right away in the controller and give them cleaned up to the model, or
do you just provide them as they are (maybe just put them in single
variables) and let the model check them?

Please quote when replying.

Kai Schlamp wrote in post #965115:

Thanks for the answers.

One last general question. Where do you validate your parameters
fetched by "params" that should be passed to models? Do you check them
right away in the controller and give them cleaned up to the model, or
do you just provide them as they are (maybe just put them in single
variables) and let the model check them?

It's usually the model's job to validate. That's what the validates_*
methods are for.

Validation in the controller will lead to repetitive code scattered all
over the application.

Best,

For a start, make use of the fact that Ruby is not Java. For instance:

''.to_i # => 0
nil.to_i # => 0
'blargh'.to_i # => 0
'123foo'.to_i # => 123
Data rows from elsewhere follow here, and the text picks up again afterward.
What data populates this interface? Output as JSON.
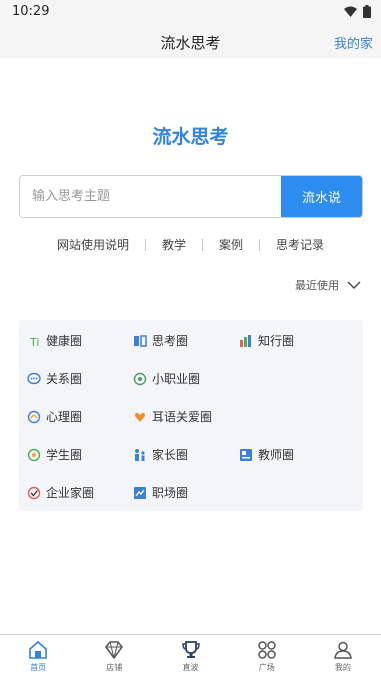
{
  "status": {
    "time": "10:29"
  },
  "nav": {
    "title": "流水思考",
    "right_link": "我的家"
  },
  "hero": {
    "title": "流水思考"
  },
  "search": {
    "placeholder": "输入思考主题",
    "button": "流水说"
  },
  "links": [
    "网站使用说明",
    "教学",
    "案例",
    "思考记录"
  ],
  "recent": {
    "label": "最近使用"
  },
  "circles": [
    {
      "label": "健康圈",
      "icon": "health-icon"
    },
    {
      "label": "思考圈",
      "icon": "thinking-icon"
    },
    {
      "label": "知行圈",
      "icon": "knowledge-action-icon"
    },
    {
      "label": "关系圈",
      "icon": "chat-bubble-icon"
    },
    {
      "label": "小职业圈",
      "icon": "career-icon"
    },
    {
      "label": "心理圈",
      "icon": "psychology-icon"
    },
    {
      "label": "耳语关爱圈",
      "icon": "care-icon"
    },
    {
      "label": "学生圈",
      "icon": "student-icon"
    },
    {
      "label": "家长圈",
      "icon": "parent-icon"
    },
    {
      "label": "教师圈",
      "icon": "teacher-icon"
    },
    {
      "label": "企业家圈",
      "icon": "entrepreneur-icon"
    },
    {
      "label": "职场圈",
      "icon": "workplace-icon"
    }
  ],
  "tabs": [
    {
      "label": "首页",
      "icon": "home-icon",
      "active": true
    },
    {
      "label": "店铺",
      "icon": "diamond-icon",
      "active": false
    },
    {
      "label": "直波",
      "icon": "trophy-icon",
      "active": false
    },
    {
      "label": "广场",
      "icon": "grid-icon",
      "active": false
    },
    {
      "label": "我的",
      "icon": "user-icon",
      "active": false
    }
  ],
  "colors": {
    "accent": "#2f84e0",
    "button": "#2d8cf0",
    "panel": "#f4f5f8"
  }
}
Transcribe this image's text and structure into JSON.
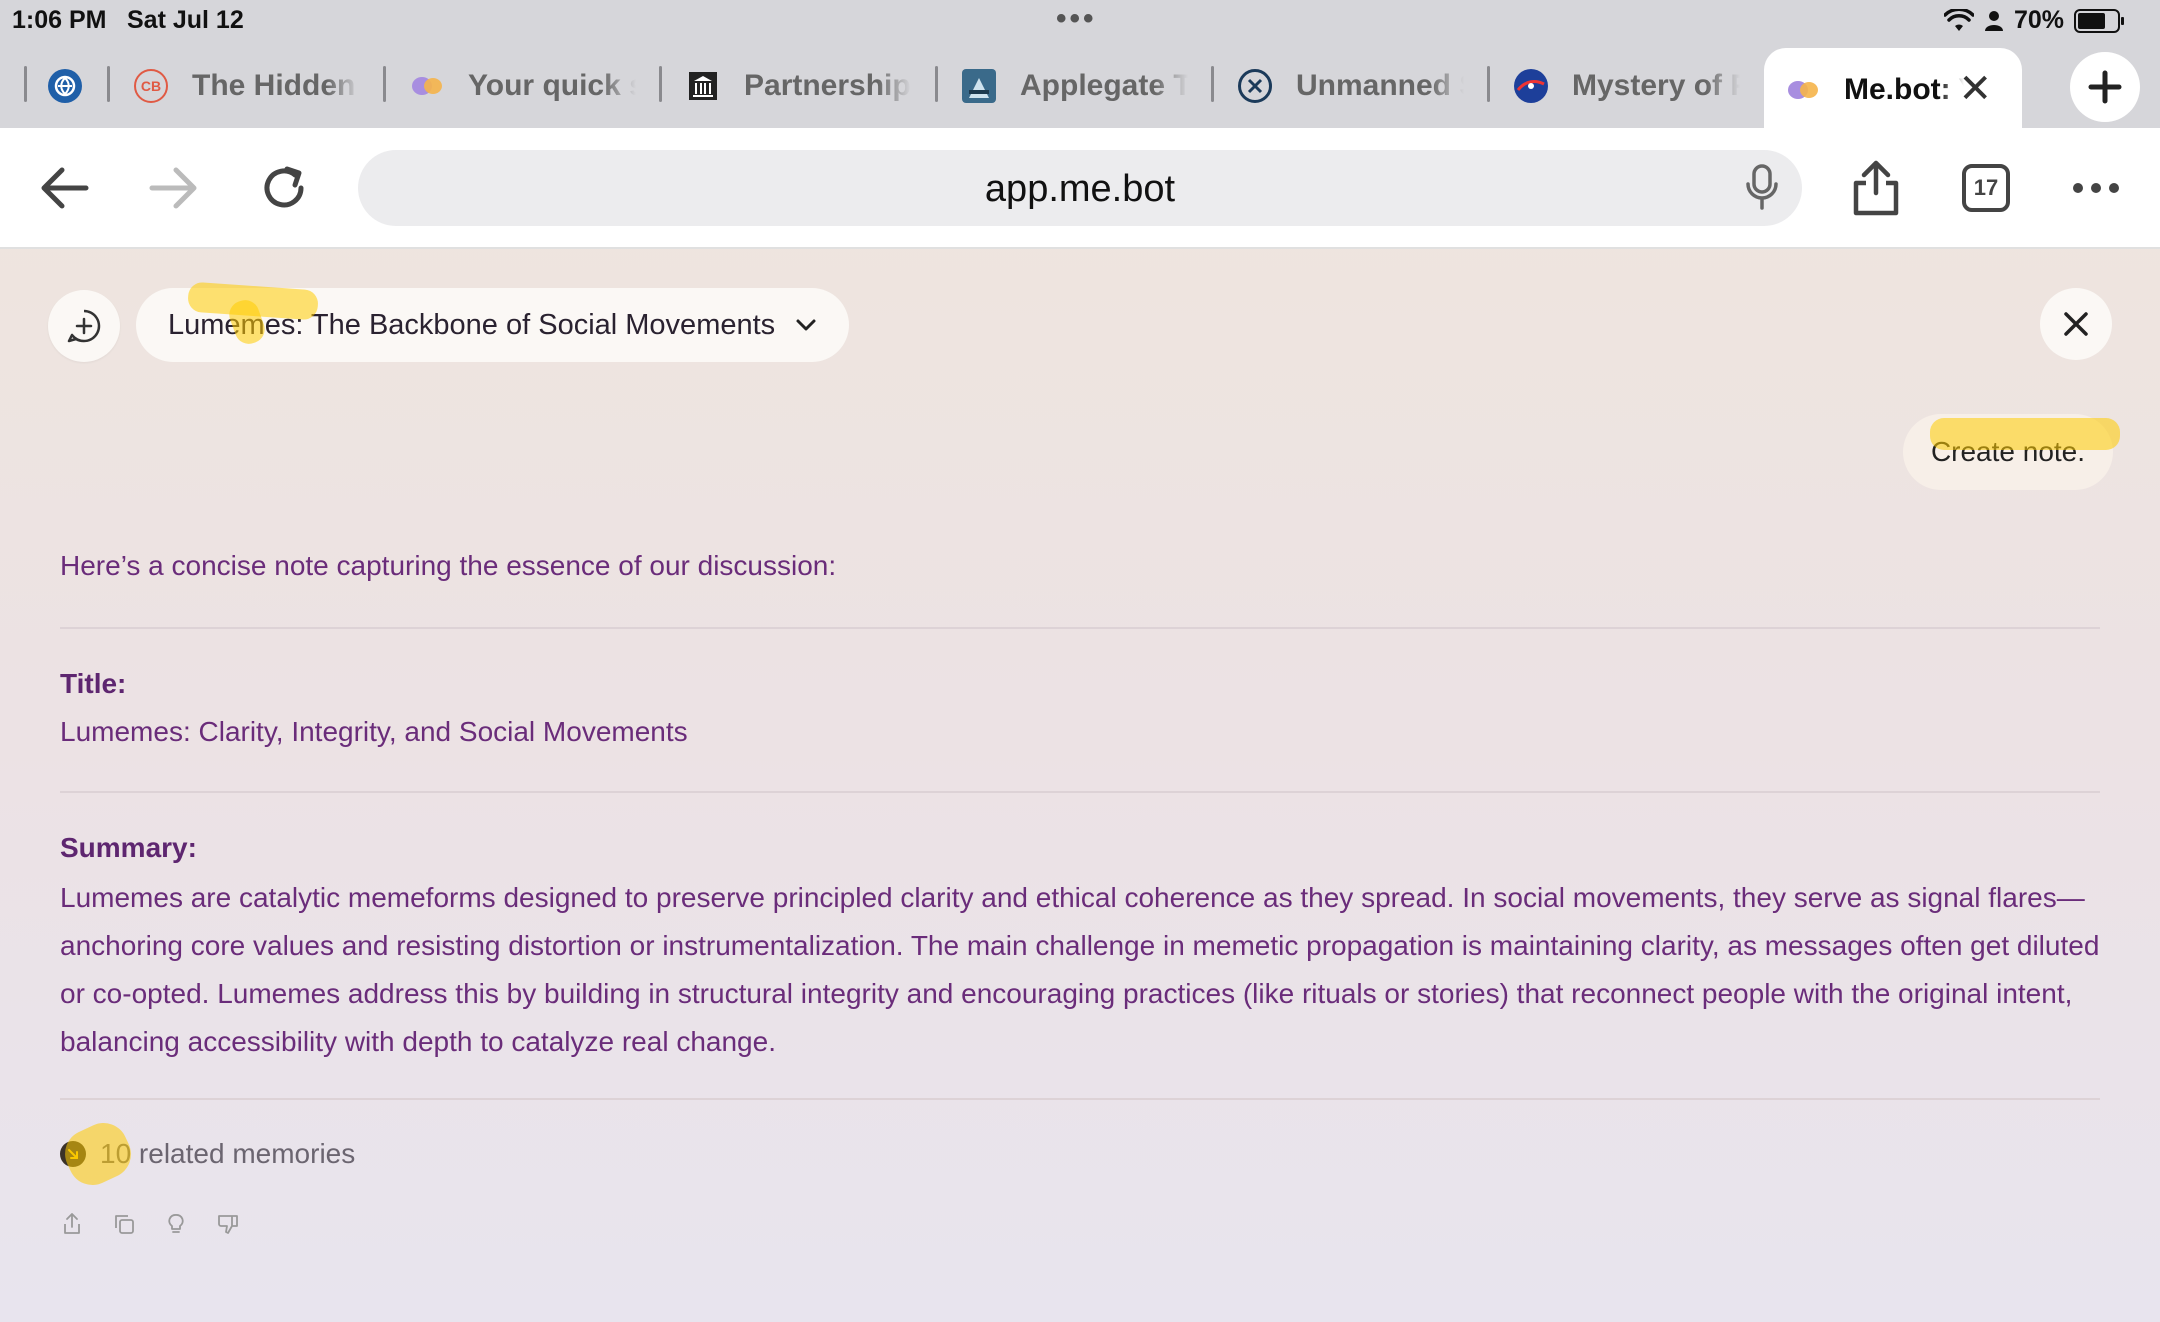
{
  "status": {
    "time": "1:06 PM",
    "date": "Sat Jul 12",
    "battery": "70%",
    "battery_level": 0.7
  },
  "tabs": [
    {
      "label": "",
      "favicon": "globe-shield-icon",
      "color": "#1f5fa8"
    },
    {
      "label": "The Hidden I",
      "favicon": "cb-badge-icon",
      "color": "#e05a44"
    },
    {
      "label": "Your quick s",
      "favicon": "mebot-logo-icon",
      "color": "#a88ee0"
    },
    {
      "label": "Partnership",
      "favicon": "building-icon",
      "color": "#222222"
    },
    {
      "label": "Applegate Ti",
      "favicon": "trail-badge-icon",
      "color": "#3a6a8a"
    },
    {
      "label": "Unmanned S",
      "favicon": "compass-icon",
      "color": "#1b3a5a"
    },
    {
      "label": "Mystery of P",
      "favicon": "nasa-logo-icon",
      "color": "#1d3f9a"
    },
    {
      "label": "Me.bot: Y",
      "favicon": "mebot-logo-icon",
      "color": "#a88ee0",
      "active": true
    }
  ],
  "toolbar": {
    "url": "app.me.bot",
    "tab_count": "17"
  },
  "app": {
    "topic": "Lumemes: The Backbone of Social Movements",
    "user_message": "Create note.",
    "intro": "Here’s a concise note capturing the essence of our discussion:",
    "title_label": "Title:",
    "title_value": "Lumemes: Clarity, Integrity, and Social Movements",
    "summary_label": "Summary:",
    "summary_text": "Lumemes are catalytic memeforms designed to preserve principled clarity and ethical coherence as they spread. In social movements, they serve as signal flares—anchoring core values and resisting distortion or instrumentalization. The main challenge in memetic propagation is maintaining clarity, as messages often get diluted or co-opted. Lumemes address this by building in structural integrity and encouraging practices (like rituals or stories) that reconnect people with the original intent, balancing accessibility with depth to catalyze real change.",
    "memories_count": "10",
    "memories_label": " related memories"
  },
  "colors": {
    "accent_text": "#6a2c7a",
    "highlight": "#ffcc00"
  }
}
That last one is arguably weird, but reasonable.

Secondly, for range-ish cases you might want to use some of the Array
functions. Your first case becomes:

[1, options[:page].to_i].max

the second (this is not as clear):

[100, [1, options[:per_page].to_i].max].min

or, if you don't mind scribbling on the options hash:

options[:per_page] = 10 unless (1..100).include?
(options[:per_page].to_i)

--Matt Jones

Validation in the controller will lead to repetitive code scattered all
over the application.

Ok, then one last last question :wink: ... just want to make sure that I
do it the Rails way.

When you let the user pass several paramters regarding how the
instances of your model are presented (order, page, and so on), where
do you check those?
Do make such (sometimes more complicated) queries in the controller
(and check those params there) or define a special search method in
the model (and check also those parameters in the model)?

What are you checking these parameters for, exactly? Everything has to pass through the model to the database, the model is responsible for sanitizing any SQL that is needed. Further, the model can enforce any business logic requirements you define in your validates* filters.

If you have a search facility in your page, you probably want to run that through either a separate search method in your controller, again, passing back whatever the user has entered to the model for eventual processing; or maybe you want a separate Search model and controller to interface with Sphinx or Solr or whatever you might be using under the hood. A separate model also allows you to search across multiple models without having to repeat a search controller method in each of those models' controllers.

Walter